Website and app data records
■ ■ ■ ■ ■

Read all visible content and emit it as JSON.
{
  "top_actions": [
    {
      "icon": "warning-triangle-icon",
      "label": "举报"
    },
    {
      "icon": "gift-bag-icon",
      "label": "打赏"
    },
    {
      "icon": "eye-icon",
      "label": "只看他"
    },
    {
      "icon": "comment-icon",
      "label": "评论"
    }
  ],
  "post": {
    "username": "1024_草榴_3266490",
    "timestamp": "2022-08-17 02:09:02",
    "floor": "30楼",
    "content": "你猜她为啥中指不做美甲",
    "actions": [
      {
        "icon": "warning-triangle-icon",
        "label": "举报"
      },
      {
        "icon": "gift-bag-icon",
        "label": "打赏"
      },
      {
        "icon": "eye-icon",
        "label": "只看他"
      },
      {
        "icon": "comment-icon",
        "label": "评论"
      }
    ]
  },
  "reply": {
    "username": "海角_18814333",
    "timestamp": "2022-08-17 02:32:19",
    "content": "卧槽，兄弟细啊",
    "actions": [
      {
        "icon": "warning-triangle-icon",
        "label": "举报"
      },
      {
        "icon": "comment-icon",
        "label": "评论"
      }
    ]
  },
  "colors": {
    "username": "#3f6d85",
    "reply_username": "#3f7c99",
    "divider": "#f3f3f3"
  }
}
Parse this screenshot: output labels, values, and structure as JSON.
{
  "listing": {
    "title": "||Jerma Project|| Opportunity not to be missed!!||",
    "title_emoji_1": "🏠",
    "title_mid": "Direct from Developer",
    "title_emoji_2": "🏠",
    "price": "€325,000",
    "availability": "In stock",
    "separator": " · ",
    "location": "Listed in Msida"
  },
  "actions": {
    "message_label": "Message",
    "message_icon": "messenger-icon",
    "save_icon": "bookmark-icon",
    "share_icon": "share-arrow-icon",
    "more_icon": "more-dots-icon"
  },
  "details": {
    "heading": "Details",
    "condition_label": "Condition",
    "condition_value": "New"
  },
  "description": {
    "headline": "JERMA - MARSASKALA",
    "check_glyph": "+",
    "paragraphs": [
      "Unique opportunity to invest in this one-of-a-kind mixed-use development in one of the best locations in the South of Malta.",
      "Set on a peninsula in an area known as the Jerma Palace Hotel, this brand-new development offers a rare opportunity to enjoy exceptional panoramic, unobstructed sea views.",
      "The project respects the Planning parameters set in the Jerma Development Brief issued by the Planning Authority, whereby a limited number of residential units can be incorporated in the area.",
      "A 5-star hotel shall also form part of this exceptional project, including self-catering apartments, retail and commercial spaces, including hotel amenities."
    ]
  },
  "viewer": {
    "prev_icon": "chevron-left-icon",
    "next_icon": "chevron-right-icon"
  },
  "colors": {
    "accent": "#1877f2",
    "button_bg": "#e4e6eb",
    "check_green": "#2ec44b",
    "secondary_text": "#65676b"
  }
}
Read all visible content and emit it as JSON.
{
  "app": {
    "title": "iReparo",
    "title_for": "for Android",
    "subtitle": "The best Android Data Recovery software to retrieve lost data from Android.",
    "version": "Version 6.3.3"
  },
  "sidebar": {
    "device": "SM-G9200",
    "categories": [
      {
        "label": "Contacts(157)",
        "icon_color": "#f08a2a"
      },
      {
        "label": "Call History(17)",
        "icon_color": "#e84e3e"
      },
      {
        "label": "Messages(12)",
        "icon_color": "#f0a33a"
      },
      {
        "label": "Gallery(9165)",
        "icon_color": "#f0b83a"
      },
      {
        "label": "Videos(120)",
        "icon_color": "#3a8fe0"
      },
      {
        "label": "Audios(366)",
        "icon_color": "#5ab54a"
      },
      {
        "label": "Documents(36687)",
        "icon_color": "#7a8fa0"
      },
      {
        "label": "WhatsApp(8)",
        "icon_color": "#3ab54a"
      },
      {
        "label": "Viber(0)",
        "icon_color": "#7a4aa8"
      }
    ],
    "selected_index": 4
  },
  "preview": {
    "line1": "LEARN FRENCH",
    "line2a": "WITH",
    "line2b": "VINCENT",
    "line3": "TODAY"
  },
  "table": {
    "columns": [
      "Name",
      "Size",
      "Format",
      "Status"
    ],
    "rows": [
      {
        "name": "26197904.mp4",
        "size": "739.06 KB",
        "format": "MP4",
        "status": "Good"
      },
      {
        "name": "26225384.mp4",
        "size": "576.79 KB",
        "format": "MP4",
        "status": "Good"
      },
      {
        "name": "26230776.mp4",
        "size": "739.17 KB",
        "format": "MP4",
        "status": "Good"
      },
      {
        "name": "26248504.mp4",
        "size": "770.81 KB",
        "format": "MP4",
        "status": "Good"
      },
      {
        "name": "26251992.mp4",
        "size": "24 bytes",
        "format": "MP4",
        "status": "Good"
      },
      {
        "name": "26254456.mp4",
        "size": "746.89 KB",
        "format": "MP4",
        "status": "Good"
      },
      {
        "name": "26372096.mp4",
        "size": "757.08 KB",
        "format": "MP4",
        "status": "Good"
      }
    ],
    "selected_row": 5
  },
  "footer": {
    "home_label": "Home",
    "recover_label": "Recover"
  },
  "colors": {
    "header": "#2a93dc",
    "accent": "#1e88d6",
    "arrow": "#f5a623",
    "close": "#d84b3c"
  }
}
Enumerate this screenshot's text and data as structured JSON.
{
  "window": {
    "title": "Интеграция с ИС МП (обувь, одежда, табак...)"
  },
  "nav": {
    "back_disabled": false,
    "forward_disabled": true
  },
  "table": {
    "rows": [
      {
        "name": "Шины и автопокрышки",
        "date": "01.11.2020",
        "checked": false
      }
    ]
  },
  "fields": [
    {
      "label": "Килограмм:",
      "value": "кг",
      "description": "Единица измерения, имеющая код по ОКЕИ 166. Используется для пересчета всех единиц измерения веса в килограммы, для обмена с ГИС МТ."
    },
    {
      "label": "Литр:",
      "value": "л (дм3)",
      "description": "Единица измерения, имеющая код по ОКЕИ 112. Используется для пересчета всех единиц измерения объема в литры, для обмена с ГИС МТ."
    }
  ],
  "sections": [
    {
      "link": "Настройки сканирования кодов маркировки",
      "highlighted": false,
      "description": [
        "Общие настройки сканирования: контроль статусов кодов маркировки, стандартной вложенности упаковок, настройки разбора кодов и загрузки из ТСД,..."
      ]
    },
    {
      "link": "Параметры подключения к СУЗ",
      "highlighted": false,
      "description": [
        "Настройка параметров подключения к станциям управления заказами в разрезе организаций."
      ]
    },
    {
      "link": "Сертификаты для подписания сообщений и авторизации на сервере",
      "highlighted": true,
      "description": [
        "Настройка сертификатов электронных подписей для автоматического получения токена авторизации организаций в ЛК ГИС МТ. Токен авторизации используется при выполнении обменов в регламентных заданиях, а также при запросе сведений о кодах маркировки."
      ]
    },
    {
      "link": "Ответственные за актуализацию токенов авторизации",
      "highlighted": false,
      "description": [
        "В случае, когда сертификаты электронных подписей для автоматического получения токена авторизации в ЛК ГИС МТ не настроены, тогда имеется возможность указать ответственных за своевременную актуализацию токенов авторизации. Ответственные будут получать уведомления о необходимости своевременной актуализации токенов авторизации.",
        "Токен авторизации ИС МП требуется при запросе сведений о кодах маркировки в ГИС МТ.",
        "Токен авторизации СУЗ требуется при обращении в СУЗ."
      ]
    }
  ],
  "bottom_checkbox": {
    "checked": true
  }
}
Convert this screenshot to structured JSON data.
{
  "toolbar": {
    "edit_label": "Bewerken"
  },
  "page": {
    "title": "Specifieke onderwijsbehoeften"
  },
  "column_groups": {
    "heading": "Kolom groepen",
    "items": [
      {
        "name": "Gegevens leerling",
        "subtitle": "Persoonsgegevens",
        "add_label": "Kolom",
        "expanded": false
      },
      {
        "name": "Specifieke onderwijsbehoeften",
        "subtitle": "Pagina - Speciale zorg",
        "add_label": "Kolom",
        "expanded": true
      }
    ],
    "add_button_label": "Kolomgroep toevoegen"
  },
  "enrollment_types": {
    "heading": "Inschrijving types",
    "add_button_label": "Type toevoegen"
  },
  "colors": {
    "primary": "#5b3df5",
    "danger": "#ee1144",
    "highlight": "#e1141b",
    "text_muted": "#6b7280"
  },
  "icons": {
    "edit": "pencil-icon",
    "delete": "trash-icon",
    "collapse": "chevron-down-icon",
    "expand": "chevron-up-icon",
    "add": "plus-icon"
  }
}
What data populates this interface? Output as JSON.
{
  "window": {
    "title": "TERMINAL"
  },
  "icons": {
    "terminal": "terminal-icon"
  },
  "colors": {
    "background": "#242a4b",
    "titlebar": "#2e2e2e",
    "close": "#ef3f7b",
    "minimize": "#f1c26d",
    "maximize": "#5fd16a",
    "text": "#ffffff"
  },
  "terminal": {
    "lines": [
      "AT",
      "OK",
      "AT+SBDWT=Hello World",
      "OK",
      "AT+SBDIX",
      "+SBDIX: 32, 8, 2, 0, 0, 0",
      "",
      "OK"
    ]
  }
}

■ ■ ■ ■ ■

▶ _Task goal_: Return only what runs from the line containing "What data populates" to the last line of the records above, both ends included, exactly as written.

▶ _Output below_:
What data populates this interface? Output as JSON.
{
  "window": {
    "title": "TERMINAL"
  },
  "icons": {
    "terminal": "terminal-icon"
  },
  "colors": {
    "background": "#242a4b",
    "titlebar": "#2e2e2e",
    "close": "#ef3f7b",
    "minimize": "#f1c26d",
    "maximize": "#5fd16a",
    "text": "#ffffff"
  },
  "terminal": {
    "lines": [
      "AT",
      "OK",
      "AT+SBDWT=Hello World",
      "OK",
      "AT+SBDIX",
      "+SBDIX: 32, 8, 2, 0, 0, 0",
      "",
      "OK"
    ]
  }
}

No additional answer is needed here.